Interestingly, when creating cooking areas outside, it is becoming more common for designers to hear requests to ‘bring the indoors out,’ which ultimately results in spaces that can rival their interior counterparts.
“I’m seeing so much more interest in completing fully supported outdoor kitchens,” remarks Cheryl Hamilton-Gray, CKD, Hamilton-Gray Design in Oceanside, CA. “For years, we didn’t have an outdoor dishwasher. But now it – along with other outdoor appliances like warming cabinets and pizza ovens – makes it possible to create a space that is not only pretty for the barbecue, but is also complete and fully serviced the same way as an indoor kitchen.”
Michael Scott, senior design director, Romanza in Naples, FL, agrees. “Indoor/outdoor living is more prevalent than ever in southwest Florida, with high-end outdoor appliances, electronics and comfortable furnishings upholstered in outdoor fabrics in high demand,” he reports.

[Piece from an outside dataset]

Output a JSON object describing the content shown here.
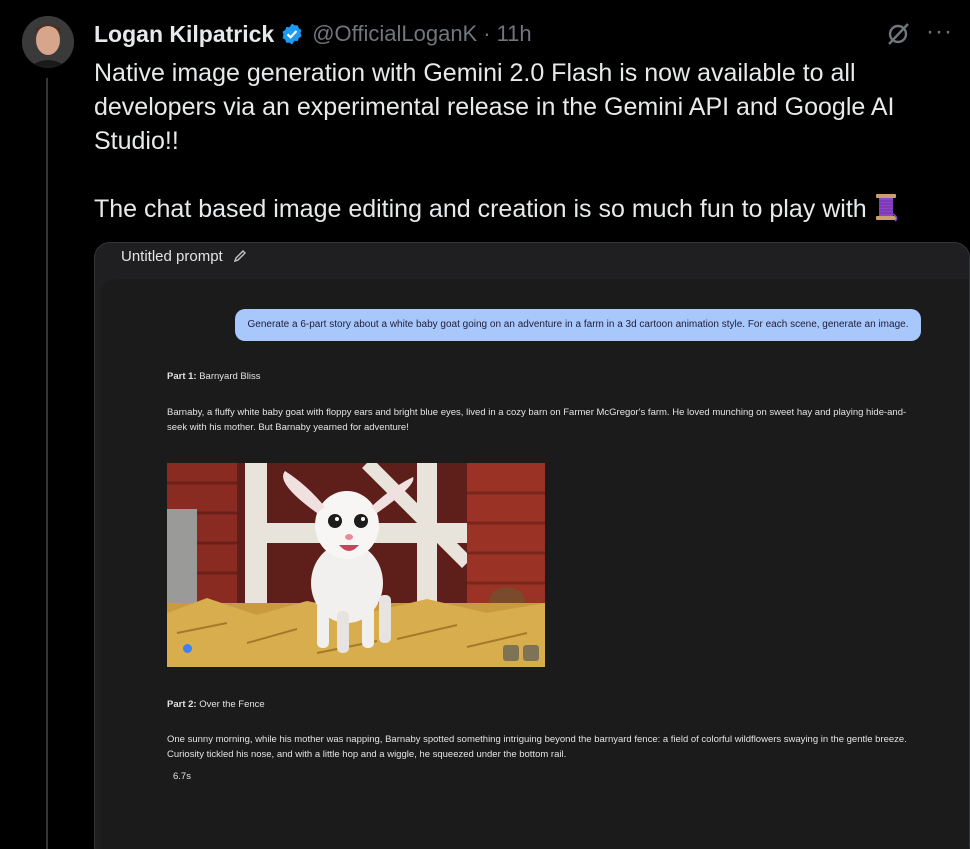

Hamilton-Gray made this outdoor kitchen feel special by giving the grill and ventilation hood focal-point status, with a ceramic tile backsplash that emulates the water tones from the pool.

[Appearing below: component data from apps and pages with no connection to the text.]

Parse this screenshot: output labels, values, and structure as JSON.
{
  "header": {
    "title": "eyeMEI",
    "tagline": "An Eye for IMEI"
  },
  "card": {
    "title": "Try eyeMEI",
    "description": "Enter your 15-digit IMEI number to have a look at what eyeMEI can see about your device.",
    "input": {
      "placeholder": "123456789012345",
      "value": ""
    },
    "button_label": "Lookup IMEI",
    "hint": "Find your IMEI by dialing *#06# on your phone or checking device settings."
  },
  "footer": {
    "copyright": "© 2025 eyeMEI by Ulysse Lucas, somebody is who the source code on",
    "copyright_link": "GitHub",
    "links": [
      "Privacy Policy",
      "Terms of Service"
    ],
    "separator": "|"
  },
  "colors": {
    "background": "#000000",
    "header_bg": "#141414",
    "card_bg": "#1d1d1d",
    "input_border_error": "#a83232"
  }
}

Matt and Jenny Sneller, owners of Sneller Custom Homes & Remodeling in Spring, TX, find that nearly all of their projects include some sort of outdoor living and/or cooking element. “We do a lot of whole-home remodels and additions, and I’d say that nine out of 10 of them have some sort of covered patio space,” says Matt Sneller. “It gives people another place to hang out with family and friends.”

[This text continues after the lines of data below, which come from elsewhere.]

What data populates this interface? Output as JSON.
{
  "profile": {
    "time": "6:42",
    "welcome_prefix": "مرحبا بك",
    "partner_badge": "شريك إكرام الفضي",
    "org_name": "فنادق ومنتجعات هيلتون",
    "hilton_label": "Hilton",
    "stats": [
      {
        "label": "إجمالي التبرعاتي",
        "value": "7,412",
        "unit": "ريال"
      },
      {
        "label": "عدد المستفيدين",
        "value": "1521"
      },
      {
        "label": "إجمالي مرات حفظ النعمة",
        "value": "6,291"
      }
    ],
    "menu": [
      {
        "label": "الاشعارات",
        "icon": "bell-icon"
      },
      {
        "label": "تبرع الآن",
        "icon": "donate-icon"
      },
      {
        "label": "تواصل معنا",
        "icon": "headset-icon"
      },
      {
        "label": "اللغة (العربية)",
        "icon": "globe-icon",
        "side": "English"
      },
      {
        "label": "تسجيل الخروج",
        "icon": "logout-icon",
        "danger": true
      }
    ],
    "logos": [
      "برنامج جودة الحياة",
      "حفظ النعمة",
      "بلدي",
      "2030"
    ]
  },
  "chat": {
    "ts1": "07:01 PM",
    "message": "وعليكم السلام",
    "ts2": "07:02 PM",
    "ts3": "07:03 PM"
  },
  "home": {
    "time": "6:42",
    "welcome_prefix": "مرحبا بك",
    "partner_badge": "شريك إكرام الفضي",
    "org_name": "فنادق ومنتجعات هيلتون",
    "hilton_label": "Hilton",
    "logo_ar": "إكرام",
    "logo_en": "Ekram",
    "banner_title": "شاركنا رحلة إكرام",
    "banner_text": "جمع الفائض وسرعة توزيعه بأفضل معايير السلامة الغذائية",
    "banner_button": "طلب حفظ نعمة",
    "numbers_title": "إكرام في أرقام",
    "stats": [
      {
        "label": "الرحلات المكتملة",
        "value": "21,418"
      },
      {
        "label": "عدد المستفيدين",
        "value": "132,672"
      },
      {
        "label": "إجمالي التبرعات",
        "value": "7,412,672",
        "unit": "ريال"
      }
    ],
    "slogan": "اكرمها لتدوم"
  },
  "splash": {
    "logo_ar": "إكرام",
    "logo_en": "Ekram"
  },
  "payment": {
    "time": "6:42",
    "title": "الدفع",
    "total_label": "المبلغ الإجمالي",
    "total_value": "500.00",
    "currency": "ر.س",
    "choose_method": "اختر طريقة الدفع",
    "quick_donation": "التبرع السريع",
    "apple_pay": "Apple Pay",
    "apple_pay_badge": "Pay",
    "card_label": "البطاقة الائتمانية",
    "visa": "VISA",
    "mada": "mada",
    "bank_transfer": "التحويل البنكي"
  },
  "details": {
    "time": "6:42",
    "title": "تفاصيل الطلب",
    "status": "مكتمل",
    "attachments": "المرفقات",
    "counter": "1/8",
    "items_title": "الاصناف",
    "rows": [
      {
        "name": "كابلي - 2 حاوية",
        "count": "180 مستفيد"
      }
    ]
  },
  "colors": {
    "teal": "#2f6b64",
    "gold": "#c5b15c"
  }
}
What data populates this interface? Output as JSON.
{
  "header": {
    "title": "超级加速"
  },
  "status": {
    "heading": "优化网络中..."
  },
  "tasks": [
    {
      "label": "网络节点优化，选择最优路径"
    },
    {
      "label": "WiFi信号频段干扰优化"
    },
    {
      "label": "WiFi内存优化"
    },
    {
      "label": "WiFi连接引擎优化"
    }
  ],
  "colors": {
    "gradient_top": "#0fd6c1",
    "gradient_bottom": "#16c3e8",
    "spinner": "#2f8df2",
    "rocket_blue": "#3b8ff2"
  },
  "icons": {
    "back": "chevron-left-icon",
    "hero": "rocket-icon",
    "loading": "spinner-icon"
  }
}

Even homeowners in northern climates are expressing greater interest in more sophisticated outdoor spaces.
“Our climate isn’t conducive to year ’round outdoor [cooking/dining] activities, but there’s still high demand for more elaborate living spaces with seating, fireplaces, firepits, outdoor kitchens and dining,” says Robert Gaskill, Gaskill Architecture in Portersville, PA. “We’re creating these outdoor living spaces that truly have a very strong connection of indoor and outdoor living. Everything that you would experience inside is becoming part of the outdoor living experience.”
Glenn and Angel Meader, co-owners of Good Life New England in Norwell, MA, are seeing similar trends. “Our outdoor projects have become much more involved and much more complex,” states Angel Meader, adding that the greater availability of products designed for the outdoors has made it easier for them to achieve a high level of design and sophistication their clients expect. “They are no longer simply grilling stations. Now, many of our clients want to truly replicate the conveniences and amenities they have inside.”
Many designers also indicate that the focus on outdoor kitchens and living areas has only strengthened in the past year given the challenges of COVID-19.
Robert Gaskill designed his own outdoor kitchen/seating area as an extension of the indoor living space, with the two rooms sharing the massive focal-point 7’x7′ chimney, which showcases a fireplace, TV, pizza oven and wood storage.
Photo: David Bryce Photography
“We were doing a fair amount of outdoor kitchens pre-COVID, but in the past year there has been a tremendous uptick for outdoor living spaces,” observes Angel Meader. “People want to be connected to nature. It’s comforting to them. They want their own resort in their backyard so they can safely gather with friends and family.”
The Snellers also report an increased attraction for the great outdoors in the midst of the pandemic. “People have grown tired of being in their homes,” says Matt Sneller. “Being able to cook outdoors makes it feel more like they are dining in a restaurant, rather than in their own kitchen.”
Hamilton-Gray has found that being cooped up indoors has also influenced how her clients approach their outdoor kitchens. “People have been doing a lot of research and are really educating themselves, especially with regard to appliances,” she explains. “Homeowners are actually naming brands, such as in one recent kitchen where a client specifically referenced a Kalamazoo Gaucho grill. It’s a big piece of equipment and it ended up driving the entire project.”
Since outdoor kitchens are becoming more elaborate, ‘must haves’ are following suit.
The Meaders and their design team are seeing outdoor spaces become more robust, with design elements extending beyond the expected to also include dishwashers, ice makers, warming drawers, griddles and outdoor refrigeration. The latter often includes multiple units, one for food and a second one for beverages.
The Meaders created this outdoor space so it could serve independently from the indoor kitchen. The U-shaped footprint includes bar-height seating, a grill and ventilation hood, an ice maker, two refrigerators and a sink.
Photos: Danielle Robertson